## Problem to solve
Copy out each line of the material in which the word "JSON" appears.

## Stored data
========
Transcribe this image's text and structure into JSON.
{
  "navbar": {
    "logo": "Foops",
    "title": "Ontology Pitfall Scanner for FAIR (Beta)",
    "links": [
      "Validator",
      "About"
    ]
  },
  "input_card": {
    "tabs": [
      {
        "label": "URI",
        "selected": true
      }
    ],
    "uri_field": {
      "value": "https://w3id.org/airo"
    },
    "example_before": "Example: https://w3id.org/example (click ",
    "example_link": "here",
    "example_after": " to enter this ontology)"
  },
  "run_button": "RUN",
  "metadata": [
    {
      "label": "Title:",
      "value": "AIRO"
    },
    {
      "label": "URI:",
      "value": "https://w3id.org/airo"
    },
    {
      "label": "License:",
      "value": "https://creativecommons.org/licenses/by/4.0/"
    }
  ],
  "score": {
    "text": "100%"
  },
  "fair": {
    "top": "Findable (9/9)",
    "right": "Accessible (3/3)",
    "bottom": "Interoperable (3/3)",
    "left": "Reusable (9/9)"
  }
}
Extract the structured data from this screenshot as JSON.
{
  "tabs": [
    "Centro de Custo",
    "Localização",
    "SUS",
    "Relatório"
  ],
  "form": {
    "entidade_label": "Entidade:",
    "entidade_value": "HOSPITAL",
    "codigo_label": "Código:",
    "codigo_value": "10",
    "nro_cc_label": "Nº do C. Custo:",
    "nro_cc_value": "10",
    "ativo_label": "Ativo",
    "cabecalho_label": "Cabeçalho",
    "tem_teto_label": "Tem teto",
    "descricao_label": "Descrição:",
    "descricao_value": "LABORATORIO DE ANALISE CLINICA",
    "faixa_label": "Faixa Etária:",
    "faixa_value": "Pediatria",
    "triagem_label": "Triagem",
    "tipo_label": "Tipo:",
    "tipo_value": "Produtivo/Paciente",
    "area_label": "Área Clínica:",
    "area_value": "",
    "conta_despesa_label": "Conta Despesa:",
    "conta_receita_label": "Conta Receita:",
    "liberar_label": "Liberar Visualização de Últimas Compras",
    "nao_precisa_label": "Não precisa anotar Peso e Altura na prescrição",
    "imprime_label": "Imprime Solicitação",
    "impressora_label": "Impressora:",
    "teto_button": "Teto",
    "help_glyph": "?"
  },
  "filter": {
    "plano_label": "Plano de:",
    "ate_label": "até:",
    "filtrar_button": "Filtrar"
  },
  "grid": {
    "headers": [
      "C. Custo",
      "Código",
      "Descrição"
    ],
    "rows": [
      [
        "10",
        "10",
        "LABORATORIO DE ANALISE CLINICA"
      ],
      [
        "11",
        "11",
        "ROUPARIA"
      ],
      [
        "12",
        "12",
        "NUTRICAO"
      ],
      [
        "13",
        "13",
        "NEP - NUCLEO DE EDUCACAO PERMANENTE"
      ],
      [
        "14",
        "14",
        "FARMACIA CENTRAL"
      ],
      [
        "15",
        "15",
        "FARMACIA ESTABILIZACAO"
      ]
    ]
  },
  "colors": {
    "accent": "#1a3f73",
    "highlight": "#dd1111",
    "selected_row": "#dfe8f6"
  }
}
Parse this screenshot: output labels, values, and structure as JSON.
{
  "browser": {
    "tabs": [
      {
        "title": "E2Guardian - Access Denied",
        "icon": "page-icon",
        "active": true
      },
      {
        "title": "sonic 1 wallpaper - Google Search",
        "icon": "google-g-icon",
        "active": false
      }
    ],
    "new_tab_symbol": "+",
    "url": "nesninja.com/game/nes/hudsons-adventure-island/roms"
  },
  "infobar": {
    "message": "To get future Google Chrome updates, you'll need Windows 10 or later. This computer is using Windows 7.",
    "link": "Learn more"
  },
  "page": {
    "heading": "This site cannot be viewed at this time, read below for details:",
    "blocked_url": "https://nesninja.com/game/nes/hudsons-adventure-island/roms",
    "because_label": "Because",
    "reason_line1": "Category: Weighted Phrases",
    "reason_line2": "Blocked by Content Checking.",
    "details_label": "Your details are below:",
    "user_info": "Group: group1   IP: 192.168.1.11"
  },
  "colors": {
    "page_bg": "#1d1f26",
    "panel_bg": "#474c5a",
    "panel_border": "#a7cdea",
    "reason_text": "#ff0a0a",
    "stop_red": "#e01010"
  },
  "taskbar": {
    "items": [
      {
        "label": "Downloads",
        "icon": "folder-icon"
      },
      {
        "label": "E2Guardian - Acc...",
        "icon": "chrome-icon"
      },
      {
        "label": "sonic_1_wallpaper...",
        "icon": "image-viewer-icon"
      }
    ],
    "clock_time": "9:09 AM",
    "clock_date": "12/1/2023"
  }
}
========
## Answer section
Transcribe this image's text and structure into JSON.
Extract the structured data from this screenshot as JSON.
Parse this screenshot: output labels, values, and structure as JSON.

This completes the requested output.